Also helping out Kananga is a tarot card reader called "Solitaire" (Jane Seymour).  (Just to interject something:  I realize this is a movie and as such is a fantasy, but I had one hell of a time suspending my disbelief that such malarkey as tarot card reading really worked.)   Nearly all potential allies for Bondin the early part of the film are actually working for Kananga.  Check out the scene where Bond tails a car to Harlem in a cab.  An innocent cabdriver in the endeavor?  Not hardly.  Neither is the supposed ally CIA agent that Bond hooks up with early in the movie.

There are two really exciting chase scenes in this movie that, although they take up about 20 minutes of running time, are very well executed.  The boat chase on the Louisiana bayou is particularly exciting, especially when a local Sheriff (Clifton James) gets involved in the act (on land, chasing the boats via roads and bridges).  The Sheriff scenes are strictly for comic relief, but Clifton James instills a good-ol-boy style to the sheriff that is enchanting.  He would later reprise this role in The Man with the Golden Gun.

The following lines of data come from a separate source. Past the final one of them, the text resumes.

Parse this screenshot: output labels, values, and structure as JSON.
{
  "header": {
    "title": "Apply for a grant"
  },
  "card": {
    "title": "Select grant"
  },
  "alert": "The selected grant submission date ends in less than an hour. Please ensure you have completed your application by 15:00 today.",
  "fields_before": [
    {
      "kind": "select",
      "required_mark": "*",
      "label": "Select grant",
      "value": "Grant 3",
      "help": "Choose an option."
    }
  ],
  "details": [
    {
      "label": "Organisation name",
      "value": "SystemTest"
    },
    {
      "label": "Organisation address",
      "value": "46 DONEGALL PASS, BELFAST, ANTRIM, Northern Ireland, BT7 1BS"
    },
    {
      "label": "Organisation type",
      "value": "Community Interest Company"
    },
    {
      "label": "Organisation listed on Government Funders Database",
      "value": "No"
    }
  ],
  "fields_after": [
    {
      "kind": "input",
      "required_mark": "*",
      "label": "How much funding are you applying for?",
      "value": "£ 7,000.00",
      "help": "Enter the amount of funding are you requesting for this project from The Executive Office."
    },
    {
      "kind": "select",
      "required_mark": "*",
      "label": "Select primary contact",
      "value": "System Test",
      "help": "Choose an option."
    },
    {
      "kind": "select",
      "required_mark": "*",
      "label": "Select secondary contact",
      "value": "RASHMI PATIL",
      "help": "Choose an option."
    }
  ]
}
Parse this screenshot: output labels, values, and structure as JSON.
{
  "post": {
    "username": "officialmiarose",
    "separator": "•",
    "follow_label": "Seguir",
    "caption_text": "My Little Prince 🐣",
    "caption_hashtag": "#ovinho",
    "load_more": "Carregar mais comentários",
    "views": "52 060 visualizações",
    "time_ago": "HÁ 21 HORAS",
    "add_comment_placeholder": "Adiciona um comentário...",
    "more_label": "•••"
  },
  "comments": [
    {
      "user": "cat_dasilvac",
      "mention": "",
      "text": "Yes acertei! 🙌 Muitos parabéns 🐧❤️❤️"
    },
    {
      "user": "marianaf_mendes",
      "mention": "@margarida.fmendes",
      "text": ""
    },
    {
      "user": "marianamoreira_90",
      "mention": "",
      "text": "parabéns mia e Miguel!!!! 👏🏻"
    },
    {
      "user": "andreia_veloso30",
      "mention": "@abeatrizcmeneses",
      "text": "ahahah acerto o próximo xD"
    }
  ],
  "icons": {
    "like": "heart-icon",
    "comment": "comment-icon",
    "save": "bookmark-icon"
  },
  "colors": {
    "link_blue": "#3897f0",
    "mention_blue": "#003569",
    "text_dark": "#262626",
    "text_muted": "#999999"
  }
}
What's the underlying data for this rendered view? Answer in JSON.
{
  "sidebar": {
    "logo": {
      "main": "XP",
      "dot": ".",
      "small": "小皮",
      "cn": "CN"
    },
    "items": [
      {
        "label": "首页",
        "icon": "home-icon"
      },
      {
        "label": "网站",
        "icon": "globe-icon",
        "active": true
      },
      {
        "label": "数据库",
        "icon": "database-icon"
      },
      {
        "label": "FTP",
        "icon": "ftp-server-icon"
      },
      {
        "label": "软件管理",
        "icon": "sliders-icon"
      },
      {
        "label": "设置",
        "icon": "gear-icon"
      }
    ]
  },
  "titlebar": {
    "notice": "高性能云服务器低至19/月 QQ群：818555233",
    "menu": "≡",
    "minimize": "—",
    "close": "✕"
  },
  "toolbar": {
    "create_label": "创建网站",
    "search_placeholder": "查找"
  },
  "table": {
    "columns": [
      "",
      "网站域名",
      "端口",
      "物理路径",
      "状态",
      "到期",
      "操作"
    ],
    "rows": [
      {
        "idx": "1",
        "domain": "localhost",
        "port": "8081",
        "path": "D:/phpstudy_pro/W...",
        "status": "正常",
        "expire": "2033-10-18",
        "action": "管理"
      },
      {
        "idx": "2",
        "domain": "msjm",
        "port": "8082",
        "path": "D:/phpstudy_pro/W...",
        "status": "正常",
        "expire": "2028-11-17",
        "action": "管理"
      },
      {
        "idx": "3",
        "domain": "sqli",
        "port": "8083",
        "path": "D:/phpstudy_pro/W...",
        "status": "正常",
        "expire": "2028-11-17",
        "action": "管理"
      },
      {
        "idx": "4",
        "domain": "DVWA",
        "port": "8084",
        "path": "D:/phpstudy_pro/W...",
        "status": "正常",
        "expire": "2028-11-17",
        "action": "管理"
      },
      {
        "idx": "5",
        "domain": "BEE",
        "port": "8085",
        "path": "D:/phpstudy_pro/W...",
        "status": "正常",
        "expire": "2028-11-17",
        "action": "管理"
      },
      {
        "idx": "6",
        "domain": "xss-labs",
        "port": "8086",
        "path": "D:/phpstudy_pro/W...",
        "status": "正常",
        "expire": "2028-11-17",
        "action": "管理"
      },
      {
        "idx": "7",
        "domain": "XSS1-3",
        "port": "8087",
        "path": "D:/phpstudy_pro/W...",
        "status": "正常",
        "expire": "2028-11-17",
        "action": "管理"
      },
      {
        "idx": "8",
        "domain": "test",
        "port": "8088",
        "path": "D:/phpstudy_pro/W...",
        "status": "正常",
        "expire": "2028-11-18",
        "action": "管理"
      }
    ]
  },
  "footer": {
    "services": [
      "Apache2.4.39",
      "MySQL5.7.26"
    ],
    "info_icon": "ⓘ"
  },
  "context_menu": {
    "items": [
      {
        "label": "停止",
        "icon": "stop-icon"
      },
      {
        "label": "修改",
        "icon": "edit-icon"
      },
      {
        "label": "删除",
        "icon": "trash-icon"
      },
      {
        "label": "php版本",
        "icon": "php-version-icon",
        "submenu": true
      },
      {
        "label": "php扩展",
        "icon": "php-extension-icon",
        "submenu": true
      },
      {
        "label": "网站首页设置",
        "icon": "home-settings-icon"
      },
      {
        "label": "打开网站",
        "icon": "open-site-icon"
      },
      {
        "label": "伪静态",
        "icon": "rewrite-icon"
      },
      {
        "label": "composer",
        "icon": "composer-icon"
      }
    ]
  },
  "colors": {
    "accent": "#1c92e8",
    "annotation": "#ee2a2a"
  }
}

Eventually (of course), Solitaire comes over to the side of the good guys, although initially that must be seen as an act of self-preservation, since by losing her virginity to Bond, she also loses the "powers" she has in reading the tarot cards, which doesn't make Kananga very happy.  Of course we have to have the obligatory attempt to kill Bond, which in the final scenes involves him being cut on the arm and then slowly lowered  (..."SLOWLY"...) into a shark infested tank.  The slow descent giving time to devise a way out of the predicament.  (Again, why don't these villains just put a bullet in Bond's head?  Why do they have to get cute?)

A great movie all-around.  I particularly like the on location scenes in New Orleans.  They didn't look all that familiar, but they reminded me of my own trip to the Crescent City back in 2003.  I feel certain I walked that street a few times during my stay.

Well folks,  time to head home.  Drive safely.



  1. These are actually two of my favorites, especially the New Orleans style, voodoo, Jane Seymour and Paul McCartney's kick-ass theme song of Live and Let Die. I also love Connery's penultimate Bond appearance...if you count Never Say Never Again...

    1. Live and Let Die has another distinction in my book. It is the ONLY cover version of a song done by Guns N Roses that is any damn good. Not as good as the original, but a damn sight better than anything else they covered. Thanks for reading, Chris.


I'm pretty liberal about freedom of speech, but if you try to use this blog to sell something it will be deleted.